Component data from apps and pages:

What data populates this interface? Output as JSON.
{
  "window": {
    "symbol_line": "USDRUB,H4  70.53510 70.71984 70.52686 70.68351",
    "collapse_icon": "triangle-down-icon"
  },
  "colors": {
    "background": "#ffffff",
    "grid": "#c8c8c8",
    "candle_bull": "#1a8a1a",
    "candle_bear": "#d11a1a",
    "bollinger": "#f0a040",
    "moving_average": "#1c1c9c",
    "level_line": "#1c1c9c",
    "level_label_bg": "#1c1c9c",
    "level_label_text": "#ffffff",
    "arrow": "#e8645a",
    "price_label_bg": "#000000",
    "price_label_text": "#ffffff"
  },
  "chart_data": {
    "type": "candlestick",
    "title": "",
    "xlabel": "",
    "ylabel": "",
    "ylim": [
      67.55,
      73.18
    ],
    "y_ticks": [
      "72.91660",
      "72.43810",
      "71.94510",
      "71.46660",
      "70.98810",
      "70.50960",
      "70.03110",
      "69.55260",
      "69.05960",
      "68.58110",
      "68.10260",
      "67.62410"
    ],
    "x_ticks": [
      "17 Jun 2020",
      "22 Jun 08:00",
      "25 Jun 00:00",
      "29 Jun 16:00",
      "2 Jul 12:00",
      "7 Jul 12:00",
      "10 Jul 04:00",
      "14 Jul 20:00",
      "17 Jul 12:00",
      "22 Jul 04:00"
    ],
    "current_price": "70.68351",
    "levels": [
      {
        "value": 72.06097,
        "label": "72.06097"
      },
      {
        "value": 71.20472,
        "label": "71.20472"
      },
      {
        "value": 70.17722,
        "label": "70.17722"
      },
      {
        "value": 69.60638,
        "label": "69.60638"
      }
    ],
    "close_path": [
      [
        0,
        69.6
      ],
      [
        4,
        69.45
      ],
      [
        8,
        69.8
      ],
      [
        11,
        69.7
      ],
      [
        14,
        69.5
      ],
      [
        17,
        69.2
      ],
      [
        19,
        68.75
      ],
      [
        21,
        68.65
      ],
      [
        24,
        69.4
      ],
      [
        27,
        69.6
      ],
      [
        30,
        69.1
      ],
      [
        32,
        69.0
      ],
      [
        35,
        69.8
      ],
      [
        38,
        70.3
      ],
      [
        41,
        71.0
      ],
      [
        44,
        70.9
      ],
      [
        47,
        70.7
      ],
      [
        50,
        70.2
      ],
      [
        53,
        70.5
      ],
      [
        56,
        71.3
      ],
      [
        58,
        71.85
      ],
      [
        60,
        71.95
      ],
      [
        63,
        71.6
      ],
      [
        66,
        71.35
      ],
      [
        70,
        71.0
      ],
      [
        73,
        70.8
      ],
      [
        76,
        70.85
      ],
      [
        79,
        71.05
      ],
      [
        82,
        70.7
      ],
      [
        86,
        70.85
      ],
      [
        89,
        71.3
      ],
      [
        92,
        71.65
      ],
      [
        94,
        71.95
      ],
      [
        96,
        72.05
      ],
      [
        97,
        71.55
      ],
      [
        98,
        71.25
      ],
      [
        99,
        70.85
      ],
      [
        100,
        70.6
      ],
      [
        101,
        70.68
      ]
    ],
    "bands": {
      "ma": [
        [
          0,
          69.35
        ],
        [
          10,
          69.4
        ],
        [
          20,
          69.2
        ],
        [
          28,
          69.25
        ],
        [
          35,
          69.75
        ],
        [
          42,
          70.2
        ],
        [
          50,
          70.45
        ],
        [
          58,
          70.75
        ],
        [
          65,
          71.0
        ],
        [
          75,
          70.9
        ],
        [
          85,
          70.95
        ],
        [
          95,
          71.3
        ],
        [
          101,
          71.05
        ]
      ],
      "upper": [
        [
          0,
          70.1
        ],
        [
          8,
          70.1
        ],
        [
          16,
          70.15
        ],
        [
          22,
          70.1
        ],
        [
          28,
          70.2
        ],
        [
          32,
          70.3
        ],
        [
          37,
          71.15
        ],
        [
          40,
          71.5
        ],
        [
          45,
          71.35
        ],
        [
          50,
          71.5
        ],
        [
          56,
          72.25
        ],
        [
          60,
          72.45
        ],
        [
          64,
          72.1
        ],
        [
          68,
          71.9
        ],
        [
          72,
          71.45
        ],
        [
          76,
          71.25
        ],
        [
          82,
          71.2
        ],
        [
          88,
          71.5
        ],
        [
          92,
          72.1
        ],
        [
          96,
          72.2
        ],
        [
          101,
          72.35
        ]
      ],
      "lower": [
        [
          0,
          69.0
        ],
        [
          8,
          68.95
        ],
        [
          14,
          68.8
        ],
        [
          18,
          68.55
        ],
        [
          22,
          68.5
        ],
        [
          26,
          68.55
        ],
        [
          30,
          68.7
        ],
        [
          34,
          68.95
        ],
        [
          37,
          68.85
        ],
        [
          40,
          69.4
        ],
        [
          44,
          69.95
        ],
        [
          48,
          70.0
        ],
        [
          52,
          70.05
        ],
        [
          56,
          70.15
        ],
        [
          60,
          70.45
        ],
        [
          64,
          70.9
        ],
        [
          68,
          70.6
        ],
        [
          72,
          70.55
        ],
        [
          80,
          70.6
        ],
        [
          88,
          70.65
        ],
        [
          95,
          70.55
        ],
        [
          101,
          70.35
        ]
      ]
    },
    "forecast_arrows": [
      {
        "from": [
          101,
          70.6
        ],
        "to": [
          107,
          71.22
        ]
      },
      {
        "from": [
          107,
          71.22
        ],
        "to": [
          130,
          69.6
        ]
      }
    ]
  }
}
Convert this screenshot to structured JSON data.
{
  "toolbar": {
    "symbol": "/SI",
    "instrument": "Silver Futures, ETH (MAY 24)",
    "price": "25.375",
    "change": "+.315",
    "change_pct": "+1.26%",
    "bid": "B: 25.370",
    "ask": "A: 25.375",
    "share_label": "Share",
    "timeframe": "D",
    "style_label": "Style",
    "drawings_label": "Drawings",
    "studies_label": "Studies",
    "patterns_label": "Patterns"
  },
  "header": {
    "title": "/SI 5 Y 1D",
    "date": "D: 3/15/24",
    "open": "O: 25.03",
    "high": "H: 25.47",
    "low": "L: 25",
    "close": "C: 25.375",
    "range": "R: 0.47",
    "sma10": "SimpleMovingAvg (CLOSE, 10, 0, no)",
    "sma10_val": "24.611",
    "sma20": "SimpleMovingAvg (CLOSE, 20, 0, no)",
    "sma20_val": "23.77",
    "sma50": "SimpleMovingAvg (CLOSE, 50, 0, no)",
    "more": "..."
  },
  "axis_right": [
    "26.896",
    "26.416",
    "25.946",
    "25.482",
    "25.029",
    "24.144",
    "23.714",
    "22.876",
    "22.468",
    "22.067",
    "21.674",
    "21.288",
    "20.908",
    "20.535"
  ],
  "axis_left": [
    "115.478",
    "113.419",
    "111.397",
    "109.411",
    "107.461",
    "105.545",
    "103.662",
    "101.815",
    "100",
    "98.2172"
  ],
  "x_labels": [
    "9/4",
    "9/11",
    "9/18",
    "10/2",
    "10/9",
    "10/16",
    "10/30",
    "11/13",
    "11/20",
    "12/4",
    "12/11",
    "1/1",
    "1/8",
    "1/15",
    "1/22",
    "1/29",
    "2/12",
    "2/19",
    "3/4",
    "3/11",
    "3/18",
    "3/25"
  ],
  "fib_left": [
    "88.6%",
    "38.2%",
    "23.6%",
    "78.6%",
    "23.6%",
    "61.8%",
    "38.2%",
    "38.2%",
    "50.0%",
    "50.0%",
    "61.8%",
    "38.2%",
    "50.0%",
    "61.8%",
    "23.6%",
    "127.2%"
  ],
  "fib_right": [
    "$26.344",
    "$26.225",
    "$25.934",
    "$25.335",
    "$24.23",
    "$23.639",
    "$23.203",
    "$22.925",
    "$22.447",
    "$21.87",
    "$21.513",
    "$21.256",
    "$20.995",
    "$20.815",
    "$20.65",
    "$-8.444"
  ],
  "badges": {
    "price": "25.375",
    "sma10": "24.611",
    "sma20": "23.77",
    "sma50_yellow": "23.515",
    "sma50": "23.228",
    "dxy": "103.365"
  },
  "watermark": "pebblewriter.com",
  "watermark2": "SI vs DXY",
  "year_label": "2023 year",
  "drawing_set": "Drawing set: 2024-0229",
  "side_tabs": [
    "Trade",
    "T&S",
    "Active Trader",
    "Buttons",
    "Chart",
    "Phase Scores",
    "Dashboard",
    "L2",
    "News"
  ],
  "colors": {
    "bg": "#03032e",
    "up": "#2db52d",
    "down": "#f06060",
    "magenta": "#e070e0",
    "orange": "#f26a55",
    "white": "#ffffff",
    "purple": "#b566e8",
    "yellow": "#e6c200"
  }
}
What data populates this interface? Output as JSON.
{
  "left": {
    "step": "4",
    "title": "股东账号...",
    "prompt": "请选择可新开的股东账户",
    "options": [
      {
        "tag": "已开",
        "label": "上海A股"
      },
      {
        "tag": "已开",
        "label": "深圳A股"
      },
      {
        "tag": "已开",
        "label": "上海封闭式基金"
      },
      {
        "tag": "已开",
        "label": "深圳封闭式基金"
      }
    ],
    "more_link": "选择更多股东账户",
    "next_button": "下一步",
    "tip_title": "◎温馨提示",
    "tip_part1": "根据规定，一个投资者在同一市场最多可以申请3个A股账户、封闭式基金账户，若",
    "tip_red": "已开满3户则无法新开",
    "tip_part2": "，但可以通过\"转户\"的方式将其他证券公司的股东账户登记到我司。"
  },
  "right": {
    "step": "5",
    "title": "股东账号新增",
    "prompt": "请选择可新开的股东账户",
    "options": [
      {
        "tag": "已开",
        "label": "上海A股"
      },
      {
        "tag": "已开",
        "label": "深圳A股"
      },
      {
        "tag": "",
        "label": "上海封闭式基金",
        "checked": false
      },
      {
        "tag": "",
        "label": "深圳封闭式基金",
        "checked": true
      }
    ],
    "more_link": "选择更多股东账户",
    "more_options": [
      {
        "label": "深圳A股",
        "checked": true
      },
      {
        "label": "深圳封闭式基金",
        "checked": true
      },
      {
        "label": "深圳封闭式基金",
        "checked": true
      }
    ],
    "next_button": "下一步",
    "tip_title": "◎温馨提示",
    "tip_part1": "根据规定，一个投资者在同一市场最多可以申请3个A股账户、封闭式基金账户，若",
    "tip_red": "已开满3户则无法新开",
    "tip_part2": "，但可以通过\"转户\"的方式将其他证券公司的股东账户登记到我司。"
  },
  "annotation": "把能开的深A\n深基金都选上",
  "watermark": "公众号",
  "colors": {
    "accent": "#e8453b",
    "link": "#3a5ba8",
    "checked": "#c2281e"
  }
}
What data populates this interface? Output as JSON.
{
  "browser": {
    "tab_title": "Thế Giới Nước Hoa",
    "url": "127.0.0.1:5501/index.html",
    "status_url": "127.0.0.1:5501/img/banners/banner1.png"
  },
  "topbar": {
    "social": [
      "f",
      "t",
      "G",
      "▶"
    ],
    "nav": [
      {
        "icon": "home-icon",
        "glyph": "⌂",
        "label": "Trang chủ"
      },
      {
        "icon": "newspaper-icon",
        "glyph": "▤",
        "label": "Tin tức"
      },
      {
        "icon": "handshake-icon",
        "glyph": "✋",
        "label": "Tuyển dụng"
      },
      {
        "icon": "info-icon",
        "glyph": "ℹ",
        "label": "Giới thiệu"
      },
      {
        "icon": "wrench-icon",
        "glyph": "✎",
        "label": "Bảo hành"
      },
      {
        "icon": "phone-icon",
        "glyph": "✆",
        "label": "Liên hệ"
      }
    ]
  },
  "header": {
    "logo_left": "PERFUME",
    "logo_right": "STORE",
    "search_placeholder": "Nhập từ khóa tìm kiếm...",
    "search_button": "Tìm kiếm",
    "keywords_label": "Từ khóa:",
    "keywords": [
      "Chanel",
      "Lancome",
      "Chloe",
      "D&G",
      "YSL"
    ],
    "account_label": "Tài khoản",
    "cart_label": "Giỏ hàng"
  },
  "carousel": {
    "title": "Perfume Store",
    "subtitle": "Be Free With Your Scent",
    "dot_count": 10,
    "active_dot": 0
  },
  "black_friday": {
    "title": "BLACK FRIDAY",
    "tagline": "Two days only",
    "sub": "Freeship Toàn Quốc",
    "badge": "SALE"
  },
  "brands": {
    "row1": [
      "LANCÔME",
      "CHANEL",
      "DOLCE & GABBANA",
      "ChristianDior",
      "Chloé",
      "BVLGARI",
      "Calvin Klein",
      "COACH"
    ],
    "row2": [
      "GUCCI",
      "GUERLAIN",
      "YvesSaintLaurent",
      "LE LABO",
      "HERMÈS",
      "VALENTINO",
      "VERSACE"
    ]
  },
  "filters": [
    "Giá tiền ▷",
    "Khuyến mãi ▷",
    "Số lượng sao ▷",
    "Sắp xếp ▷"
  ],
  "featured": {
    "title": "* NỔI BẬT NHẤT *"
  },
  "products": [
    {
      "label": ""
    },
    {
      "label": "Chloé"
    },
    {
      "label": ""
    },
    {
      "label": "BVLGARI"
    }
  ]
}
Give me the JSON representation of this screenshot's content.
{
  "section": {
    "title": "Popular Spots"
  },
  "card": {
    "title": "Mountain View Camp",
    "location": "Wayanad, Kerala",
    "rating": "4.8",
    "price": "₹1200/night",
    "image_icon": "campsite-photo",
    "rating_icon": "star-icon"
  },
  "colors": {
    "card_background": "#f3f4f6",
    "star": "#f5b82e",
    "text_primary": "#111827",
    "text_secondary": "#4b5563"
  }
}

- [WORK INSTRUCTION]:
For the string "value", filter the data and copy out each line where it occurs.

- [RESULT]:
        "value": 72.06097,
        "value": 71.20472,
        "value": 70.17722,
        "value": 69.60638,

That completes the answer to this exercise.